What's Going on with Venezuela: A Summary for the Uninformed

By Ethan Johnson

Tensions are rising as the nations of the world take sides in the Venezuelan conflict between incumbent president Nicolas Maduro and the opposition leader Juan Guaido, who declared himself interim president last week.

Since Guaido’s announcement, many countries have declared support for a side in the infamous conflict. The United States was among the first countries to support Guaido by acknowledging him as the legitimate president. Canada, Australia, many Latin American countries, and other U.S. allies have also acknowledged Guaido’s presidency. However, Russia, China, Cuba, Turkey, and Syria are among the countries that support Maduro as the legitimate president. The European Union gave Maduro an ultimatum to host new elections or they would declare support for Guaido but later recognized Guaido as president after Maduro failed to meet the terms.  

Venezuela has been in a power struggle since Juan Guaido declared himself interim president during protests that brought hundreds of thousands of citizens to the streets. During the protests Guaido called for the Venezuelan military to defect. Since then Maduro’s top military officers have renewed their support for the incumbent president. There are many reports however that most of the soldiers and junior officers support Guaido and are willing to defect.

Maduro recently started to his second term on January 10th, 2019. However many have complained under suspicions that the election was illegitimate due to many reports of opposition being arrested or barred from running.

Juan Guaido was the leader of the opposition held National Assembly. The National Assembly hasn't had much power in recent years but was still allowed to exist. The Venezuelan Constitution states that the leader of the National Assembly becomes president in event of a vacuum of power. Guaido has claimed that because Maduro is an illegitimate president that the position was qualified to be a vacuum.

Recently Maduro attempted to withdraw roughly $1 billion worth of gold stored in the Bank of England. This came shortly after The UK decided that it would recognize Guaido as the president of Venezuela.

Maduro blames the United States for the economic struggles that have plagued Venezuela in recent years. He also blames the U.S. for orchestrating what he is referring to as a “coup”. Russia has been one of the most vocal of Maduro’s allies to speak against the U.S.’s involvement in the conflict.

Venezuela has, historically, been Russia’s strongest ally in the Western Hemisphere since the fall of the Soviet Union. There have even been reports that Russia has sent private military contractors into Venezuela. The Kremlin however has denied these reports.
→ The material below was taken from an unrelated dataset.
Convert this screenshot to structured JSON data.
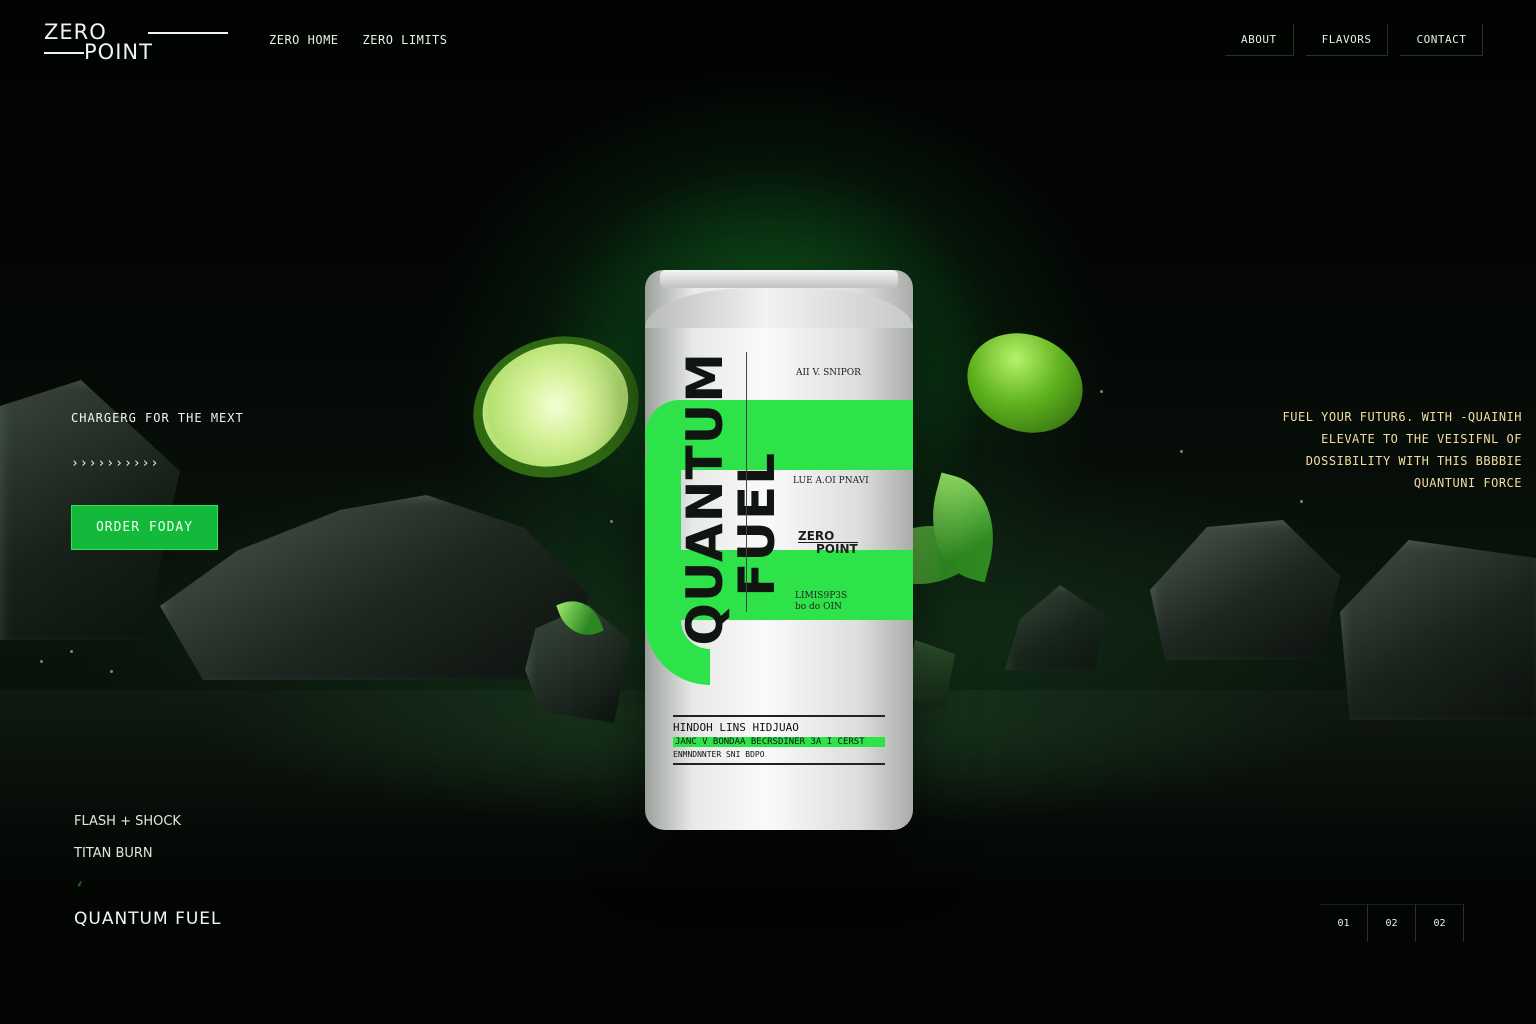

Russia has also been a great financial partner to Venezuela, loaning billions of dollars since 2007. Russia has announced that it still expects Venezuela to repay its debts despite the conflict.

China has been an even greater benefactor, investing $62 billion since 2007. Other countries that have announced support or simply still recognize Maduro as president include Syria, Iran, Mexico, Cuba, Turkey, Greece, Uruguay, Bolivia, Nicaragua, and South Africa, with the list growing longer as time passes.

Aside from the United States, Canada, Japan, Ukraine, the EU, Australia, Georgia, Argentina, Costa Rica, Chile, Colombia, Brazil, Peru, Guatemala, Honduras, and Paraguay have also recognized Guaido as president.

Guaido has recently announced that venezuelan police searched his family home. He says that they were searching for his wife and that he believes his family to be in danger. The United States has previously said that it there will be consequences if any harm comes to Guaido.

Shortly after the United States recognized Guaido as president, Maduro broke off all relations with the U.S. and ordered President Trump to remove all personnel from the U.S. embassy in Venezuela. Trump refused to close the embassy and declared that he has no plans on closing it but did evacuate non-essential personnel and families for safety issues.

Many countries on either side of the conflict have expressed their desire to avoid violence, but only a few countries have ruled out military efforts. The United States has made no official announcement to move troops to support the opposition, but a picture of National Security Advisor, John Bolton, shows a notepad with a note calling to send 5,000 troops to Colombia. It is possible that the U.S. is preparing for potential conflicts should the situation escalate.

It is still unknown whether the situation will escalate into a war or if it will be resolved peacefully through Maduro’s resignation. Maduro has threatened that if the U.S. invades that it will be a war worse than Vietnam.